Youth across the country have raised concern over what they consider as "a slow move in cooperating and capacitating of young people"; a development they think could undermine peace in the post-conflict country.
According to executive director of Young Peace Builders, Herbert Bicool Bangura, youth are being marginalized despite the Truth and Reconciliation Commission (TRC) recommendations, which among other things, stated that the best way to maintain peace in the country is to give at least 10% quota to the youth. He said the slow pace in capacitating young people has negative impact and could not be the solution of solving the country's problems. Bangura was speaking at the commemoration of the International Day of Peace last Saturday, 21 September, in Freetown, on the theme: 'Education for Peace'.
The Young Peace Builders, he said, is a group from post-conflict countries in the sub-region dealing with post-conflict issues like restoration of ethnic cohesion, reintegration, reconciliation and structural reforms in democracy and leadership, in attempt to lay a strong foundation that will prevent future violence. The fabrics of the Young Peace Builders network is the shared aspects of conflict and political history and the struggle to use non-violent means to transform history into a peaceful and prosperous today and future, he said.

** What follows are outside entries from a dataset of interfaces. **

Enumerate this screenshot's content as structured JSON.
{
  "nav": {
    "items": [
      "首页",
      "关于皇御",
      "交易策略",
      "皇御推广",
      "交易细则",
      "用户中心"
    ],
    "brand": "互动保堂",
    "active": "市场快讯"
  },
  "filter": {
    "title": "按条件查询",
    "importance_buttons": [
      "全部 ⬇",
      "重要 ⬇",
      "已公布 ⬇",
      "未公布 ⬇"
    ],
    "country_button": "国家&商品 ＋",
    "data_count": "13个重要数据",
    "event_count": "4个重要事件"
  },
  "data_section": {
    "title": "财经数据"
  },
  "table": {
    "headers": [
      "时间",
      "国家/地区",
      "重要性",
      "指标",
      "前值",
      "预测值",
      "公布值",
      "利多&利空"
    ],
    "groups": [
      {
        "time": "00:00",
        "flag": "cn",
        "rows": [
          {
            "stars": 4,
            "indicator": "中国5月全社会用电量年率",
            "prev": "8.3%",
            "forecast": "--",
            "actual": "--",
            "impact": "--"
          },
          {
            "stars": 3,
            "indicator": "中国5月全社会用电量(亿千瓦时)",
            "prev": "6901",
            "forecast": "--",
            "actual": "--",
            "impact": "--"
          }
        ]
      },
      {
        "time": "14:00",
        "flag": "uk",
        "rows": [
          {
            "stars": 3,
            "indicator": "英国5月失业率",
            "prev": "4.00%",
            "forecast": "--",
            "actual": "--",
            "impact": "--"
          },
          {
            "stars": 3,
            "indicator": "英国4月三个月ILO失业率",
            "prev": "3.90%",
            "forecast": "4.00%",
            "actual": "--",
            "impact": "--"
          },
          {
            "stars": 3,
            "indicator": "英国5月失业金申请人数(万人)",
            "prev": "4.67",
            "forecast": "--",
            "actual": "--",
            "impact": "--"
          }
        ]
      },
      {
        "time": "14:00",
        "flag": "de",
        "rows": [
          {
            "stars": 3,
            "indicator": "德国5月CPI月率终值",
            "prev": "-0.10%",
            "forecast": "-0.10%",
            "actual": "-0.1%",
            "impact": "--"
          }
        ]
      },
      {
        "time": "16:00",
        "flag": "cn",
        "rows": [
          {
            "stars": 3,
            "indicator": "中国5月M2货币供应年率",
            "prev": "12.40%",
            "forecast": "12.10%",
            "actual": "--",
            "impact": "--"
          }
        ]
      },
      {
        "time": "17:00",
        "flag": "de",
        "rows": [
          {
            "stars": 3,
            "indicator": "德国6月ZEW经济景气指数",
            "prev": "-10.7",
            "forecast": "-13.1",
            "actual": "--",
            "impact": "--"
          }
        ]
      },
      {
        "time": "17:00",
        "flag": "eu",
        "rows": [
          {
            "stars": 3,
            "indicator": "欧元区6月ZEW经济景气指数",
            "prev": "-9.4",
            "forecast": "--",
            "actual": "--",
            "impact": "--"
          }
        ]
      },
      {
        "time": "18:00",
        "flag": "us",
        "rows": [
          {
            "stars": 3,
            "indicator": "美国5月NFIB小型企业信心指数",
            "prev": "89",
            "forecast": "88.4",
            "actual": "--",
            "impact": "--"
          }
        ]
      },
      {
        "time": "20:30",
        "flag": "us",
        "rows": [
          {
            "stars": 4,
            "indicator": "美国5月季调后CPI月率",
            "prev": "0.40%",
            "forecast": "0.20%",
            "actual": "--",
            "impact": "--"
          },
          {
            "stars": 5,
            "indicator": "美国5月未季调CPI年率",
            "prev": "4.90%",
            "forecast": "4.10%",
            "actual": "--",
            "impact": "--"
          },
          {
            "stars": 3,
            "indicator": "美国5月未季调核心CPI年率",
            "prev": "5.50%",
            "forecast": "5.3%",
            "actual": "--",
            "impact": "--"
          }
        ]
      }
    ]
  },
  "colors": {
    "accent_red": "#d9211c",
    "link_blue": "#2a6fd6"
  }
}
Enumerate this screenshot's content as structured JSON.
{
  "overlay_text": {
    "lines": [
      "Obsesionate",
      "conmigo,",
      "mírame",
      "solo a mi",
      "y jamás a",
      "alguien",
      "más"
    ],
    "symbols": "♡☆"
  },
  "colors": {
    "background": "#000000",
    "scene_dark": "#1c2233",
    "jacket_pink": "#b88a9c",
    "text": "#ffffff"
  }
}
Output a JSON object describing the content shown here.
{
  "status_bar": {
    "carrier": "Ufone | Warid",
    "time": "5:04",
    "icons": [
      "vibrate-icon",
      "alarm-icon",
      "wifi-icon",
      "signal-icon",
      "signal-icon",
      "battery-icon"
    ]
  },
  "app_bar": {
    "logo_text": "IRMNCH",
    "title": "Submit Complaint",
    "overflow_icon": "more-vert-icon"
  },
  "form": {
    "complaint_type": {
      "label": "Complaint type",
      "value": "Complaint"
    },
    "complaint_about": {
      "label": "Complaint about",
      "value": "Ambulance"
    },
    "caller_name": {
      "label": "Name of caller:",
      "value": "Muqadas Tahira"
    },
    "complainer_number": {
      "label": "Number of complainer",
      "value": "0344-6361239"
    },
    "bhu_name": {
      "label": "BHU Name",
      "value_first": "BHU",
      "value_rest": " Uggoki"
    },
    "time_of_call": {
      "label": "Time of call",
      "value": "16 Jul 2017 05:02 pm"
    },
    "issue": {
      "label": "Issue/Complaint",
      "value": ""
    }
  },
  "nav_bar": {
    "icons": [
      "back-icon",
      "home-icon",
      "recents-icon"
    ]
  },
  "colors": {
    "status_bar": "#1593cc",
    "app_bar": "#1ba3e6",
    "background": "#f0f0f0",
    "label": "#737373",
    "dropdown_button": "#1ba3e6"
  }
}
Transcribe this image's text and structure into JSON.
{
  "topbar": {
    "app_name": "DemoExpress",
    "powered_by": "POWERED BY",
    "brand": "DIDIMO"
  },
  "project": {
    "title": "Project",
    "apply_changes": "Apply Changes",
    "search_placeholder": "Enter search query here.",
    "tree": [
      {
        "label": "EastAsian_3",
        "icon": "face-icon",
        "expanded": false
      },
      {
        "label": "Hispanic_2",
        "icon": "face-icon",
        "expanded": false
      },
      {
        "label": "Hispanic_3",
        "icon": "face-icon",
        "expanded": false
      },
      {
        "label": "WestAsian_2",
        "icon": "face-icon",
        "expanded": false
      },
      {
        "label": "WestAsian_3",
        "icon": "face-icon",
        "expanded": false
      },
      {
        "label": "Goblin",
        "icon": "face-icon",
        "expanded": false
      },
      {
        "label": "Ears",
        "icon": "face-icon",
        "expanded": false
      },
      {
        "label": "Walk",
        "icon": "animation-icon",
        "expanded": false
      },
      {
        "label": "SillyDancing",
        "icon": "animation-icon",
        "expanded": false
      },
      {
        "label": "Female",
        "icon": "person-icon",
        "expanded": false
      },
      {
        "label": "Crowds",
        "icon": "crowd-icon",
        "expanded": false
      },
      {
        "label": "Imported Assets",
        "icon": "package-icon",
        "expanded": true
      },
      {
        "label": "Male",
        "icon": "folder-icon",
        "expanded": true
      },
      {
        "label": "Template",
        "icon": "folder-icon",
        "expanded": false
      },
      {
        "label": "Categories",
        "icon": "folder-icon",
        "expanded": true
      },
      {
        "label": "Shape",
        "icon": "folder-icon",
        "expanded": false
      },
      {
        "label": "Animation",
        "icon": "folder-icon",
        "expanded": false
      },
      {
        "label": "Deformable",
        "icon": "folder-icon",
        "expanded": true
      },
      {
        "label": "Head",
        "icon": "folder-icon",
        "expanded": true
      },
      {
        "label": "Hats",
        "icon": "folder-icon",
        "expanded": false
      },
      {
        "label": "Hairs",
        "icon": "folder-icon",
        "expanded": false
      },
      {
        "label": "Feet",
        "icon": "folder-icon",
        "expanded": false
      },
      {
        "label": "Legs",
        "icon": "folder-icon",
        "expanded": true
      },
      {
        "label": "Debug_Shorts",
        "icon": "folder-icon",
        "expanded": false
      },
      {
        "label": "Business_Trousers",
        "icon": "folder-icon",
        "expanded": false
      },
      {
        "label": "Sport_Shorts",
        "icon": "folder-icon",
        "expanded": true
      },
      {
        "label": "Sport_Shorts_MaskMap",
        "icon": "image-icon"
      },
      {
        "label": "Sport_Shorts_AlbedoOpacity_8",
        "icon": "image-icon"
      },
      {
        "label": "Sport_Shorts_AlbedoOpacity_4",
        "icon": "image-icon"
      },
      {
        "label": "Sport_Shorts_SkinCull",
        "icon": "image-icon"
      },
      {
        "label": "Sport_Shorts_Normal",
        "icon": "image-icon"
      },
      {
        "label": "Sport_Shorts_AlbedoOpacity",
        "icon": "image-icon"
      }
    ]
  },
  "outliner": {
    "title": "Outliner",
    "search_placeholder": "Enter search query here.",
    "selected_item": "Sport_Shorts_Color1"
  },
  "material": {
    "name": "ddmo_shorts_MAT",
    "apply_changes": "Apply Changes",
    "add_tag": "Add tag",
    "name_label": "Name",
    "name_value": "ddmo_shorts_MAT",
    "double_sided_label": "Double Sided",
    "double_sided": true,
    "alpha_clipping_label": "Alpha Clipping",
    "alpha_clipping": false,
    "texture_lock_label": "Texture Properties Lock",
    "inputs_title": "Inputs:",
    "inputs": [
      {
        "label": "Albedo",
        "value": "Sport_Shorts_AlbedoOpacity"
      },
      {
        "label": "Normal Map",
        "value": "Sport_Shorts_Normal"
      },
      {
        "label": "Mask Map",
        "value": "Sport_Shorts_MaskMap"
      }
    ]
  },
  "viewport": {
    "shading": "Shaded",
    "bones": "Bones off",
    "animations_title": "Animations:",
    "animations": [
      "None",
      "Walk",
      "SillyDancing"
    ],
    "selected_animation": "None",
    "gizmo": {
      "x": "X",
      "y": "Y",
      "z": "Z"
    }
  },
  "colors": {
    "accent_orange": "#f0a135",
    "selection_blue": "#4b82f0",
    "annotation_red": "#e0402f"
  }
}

"Most Sierra Leoneans are becoming thick skin fighting to adapt to what is humanly impossible and this is as a result of many factors, despite the many strides that the UN peace building missions, government, NGOs and other civil society groups have been making. Conflict transformation experts have maintained that dealing with the consequences of violence is the major chance of breaking the conflict trap," Bangura emphasized.
He said that it was difficult to imagine peace building in the midst of glaring crises, as besides the 'normal' crisis Sierra Leone and other countries are experiencing after violent conflict, peace building is even a greater challenge when other crisis situations come into play. Societies in conflict situations experience other parallel crisis situations like food scarcity and lack of medical care, loss of livelihood assets, insecurity and violence, structural inequality between identity groups and sexes, social and political exclusion, he further stressed.
According to Bangura, there are no structural functional conditions, social, political or economic which makes a country prone to violence. "What have we done to address them? Are we really sincere or we are playing petty politics with them? Are the women given their rightful places in society? Are the youth benefiting or taking leadership roles in their development processes?" he asked, and continued: "We have seen the growing number of gangs, cliques, Ataya bases, prostitution and organized crime, school children are robbed of quality education and introduced to early life of corruption by paying bribes for grades."
He said the cumulative effects of inertia in addressing socio-economic and political questions [in a] post-conflict [situation] could create discontentment among youth in particular, and that discontented groups readily provide the human resource for political power struggle. He said the country is "sitting on a time bomb" but maintained that"we have all what it takes to either switch off and destroy the bomb or allow it to blow us all out!"
Source | CONCORD TIMES